Measures of writing style

ComponentMeaningMethod of measurementReferences
Word countWord count is the most apparent component of an abstract. Longer abstracts include more ideas, but this can come at the expense of clarity.Number of words in the abstract.7, 8, 11
SettingSetting gives context by placing the research in a time or place.If the abstract explicitly mentioned a time or place, the abstract scored 1. Otherwise, it scored 0.7
NarratorNarrator refers to authors who refer to themselves in the first person.If the authors used the words “we” or “I,” the abstract scored 1. Otherwise, it scored 0.1, 3, 7
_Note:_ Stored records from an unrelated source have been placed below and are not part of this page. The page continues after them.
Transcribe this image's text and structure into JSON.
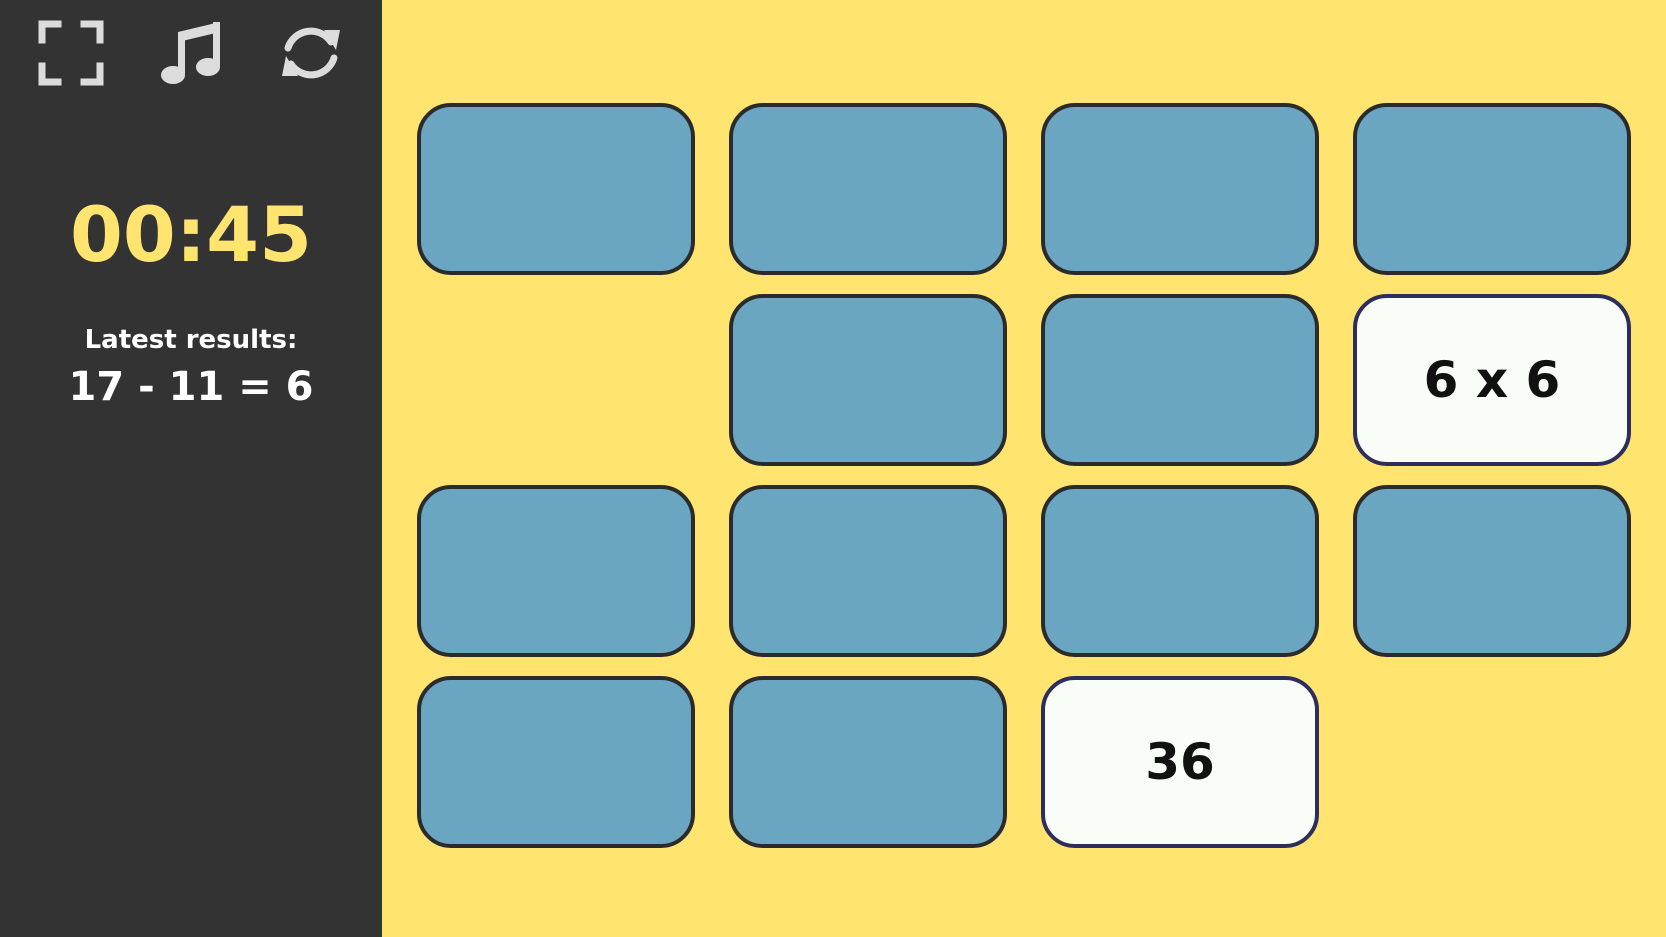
{
  "toolbar": {
    "fullscreen_icon": "fullscreen-icon",
    "music_icon": "music-note-icon",
    "restart_icon": "refresh-icon"
  },
  "timer": {
    "value": "00:45"
  },
  "results": {
    "label": "Latest results:",
    "value": "17 - 11 = 6"
  },
  "colors": {
    "background": "#ffe570",
    "sidebar": "#333333",
    "card_back": "#6aa6c1",
    "card_face": "#f8fdf7",
    "timer": "#ffe570"
  },
  "board": {
    "rows": 4,
    "columns": 4,
    "cards": [
      {
        "state": "hidden",
        "text": ""
      },
      {
        "state": "hidden",
        "text": ""
      },
      {
        "state": "hidden",
        "text": ""
      },
      {
        "state": "hidden",
        "text": ""
      },
      {
        "state": "matched",
        "text": ""
      },
      {
        "state": "hidden",
        "text": ""
      },
      {
        "state": "hidden",
        "text": ""
      },
      {
        "state": "open",
        "text": "6 x 6"
      },
      {
        "state": "hidden",
        "text": ""
      },
      {
        "state": "hidden",
        "text": ""
      },
      {
        "state": "hidden",
        "text": ""
      },
      {
        "state": "hidden",
        "text": ""
      },
      {
        "state": "hidden",
        "text": ""
      },
      {
        "state": "hidden",
        "text": ""
      },
      {
        "state": "open",
        "text": "36"
      },
      {
        "state": "matched",
        "text": ""
      }
    ]
  }
}
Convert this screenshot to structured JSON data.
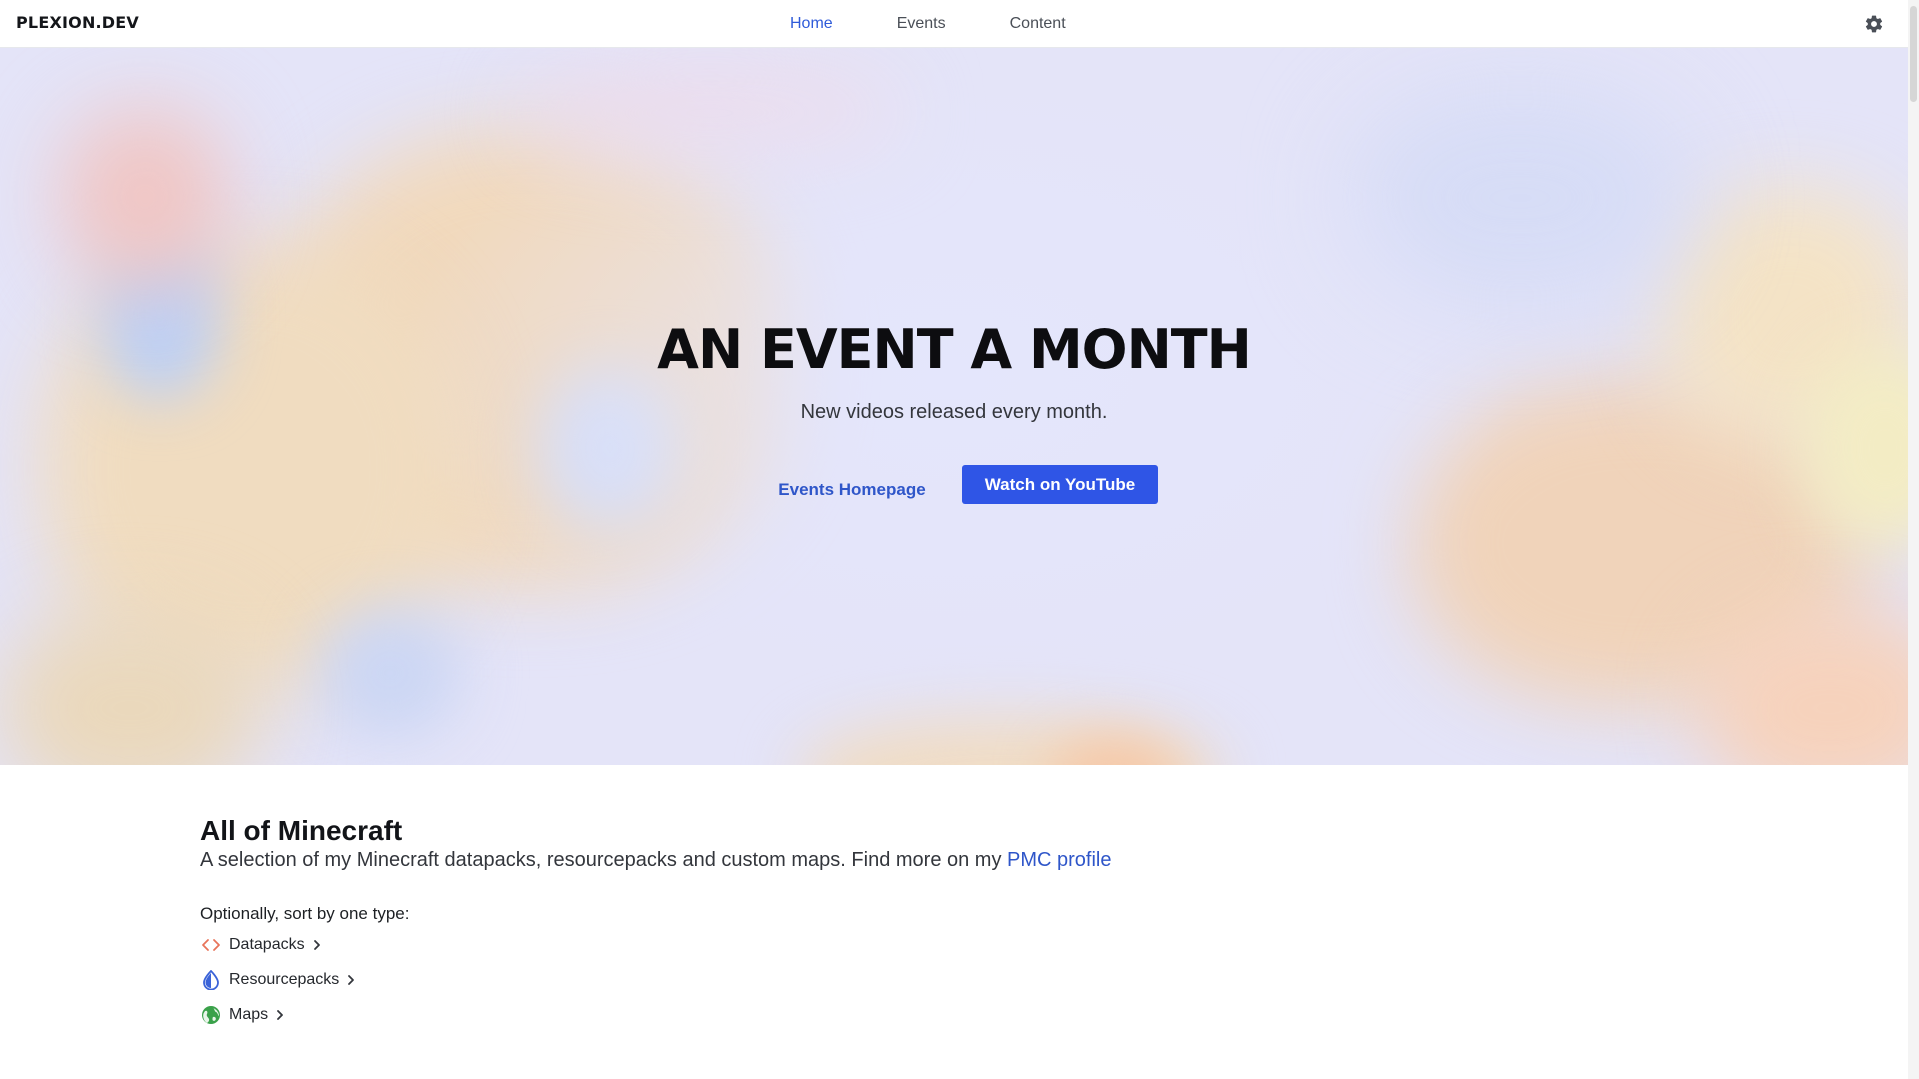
{
  "brand": "PLEXION.DEV",
  "nav": {
    "items": [
      {
        "label": "Home",
        "active": true
      },
      {
        "label": "Events",
        "active": false
      },
      {
        "label": "Content",
        "active": false
      }
    ],
    "settings_icon": "gear-icon"
  },
  "hero": {
    "title": "AN EVENT A MONTH",
    "subtitle": "New videos released every month.",
    "secondary_action": "Events Homepage",
    "primary_action": "Watch on YouTube"
  },
  "section": {
    "title": "All of Minecraft",
    "description": "A selection of my Minecraft datapacks, resourcepacks and custom maps. Find more on my ",
    "description_link": "PMC profile",
    "sort_label": "Optionally, sort by one type:",
    "types": [
      {
        "label": "Datapacks",
        "icon": "code-brackets-icon"
      },
      {
        "label": "Resourcepacks",
        "icon": "drop-icon"
      },
      {
        "label": "Maps",
        "icon": "globe-icon"
      }
    ]
  },
  "colors": {
    "accent": "#2f55e6",
    "link": "#2f56c9",
    "datapack_icon": "#e8745a",
    "resourcepack_icon": "#3b63d8",
    "map_icon": "#3aa14a"
  }
}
ConjunctionsConjunctions provide links between different ideas.We counted the number of conjunctions that denoted cause and effect, contrast, or ordering.1, 7
SignpostsSignposts provide a clear structure or order for ideas.We counted the number of times a sentence or idea was introduced by using a number or an adverb denoting order (e.g., firstly, finally).12, 13
Punctuation marksPunctuation marks link ideas in nuanced ways, enabling the author to direct the reader’s attention.We counted the number of colons, semicolons, and dashes that appeared between words.1
Consistent languageConsistent language reduces complexity by using consistent terminology.We counted the number of times a word or phrase in a sentence was the same as a word or phrase in the sentence immediately before but only where the meaning was the same.1, 7, 12
Parallel phrasingParallel phrasing reduces complexity by using a consistent sentence structure.We counted the number of times that the subject of a sentence was the same as the subject immediately before it.1
HedgingHedging uses qualifiers (e.g., largely, has the potential to, may) to dampen the confidence of statements.We counted the number of adverbs, prepositional phrases, and auxiliary verbs that were used to hedge.1, 3, 12
AcronymsAcronyms shorten phrases to save space, but they also reduce the clarity of the phrase’s meaning.We counted the number of times acronyms were used. We did not count acronyms that were not defined in the text because some acronyms appear in day-to-day language (e.g., DNA).1, 11, 13
Noun chunksNoun chunks are strings of multiple consecutive nouns. Noun chunks connect objects or ideas in ambiguous ways.We counted the number of chunks of three or more nouns (e.g., biodiversity conservation concern; distance education practice).1, 12, 13
  • We analyzed each abstract for 11 measurable components. The components represented the principles of clarity, creativity, and narrative structure and were derived from psychology, English, and science communication.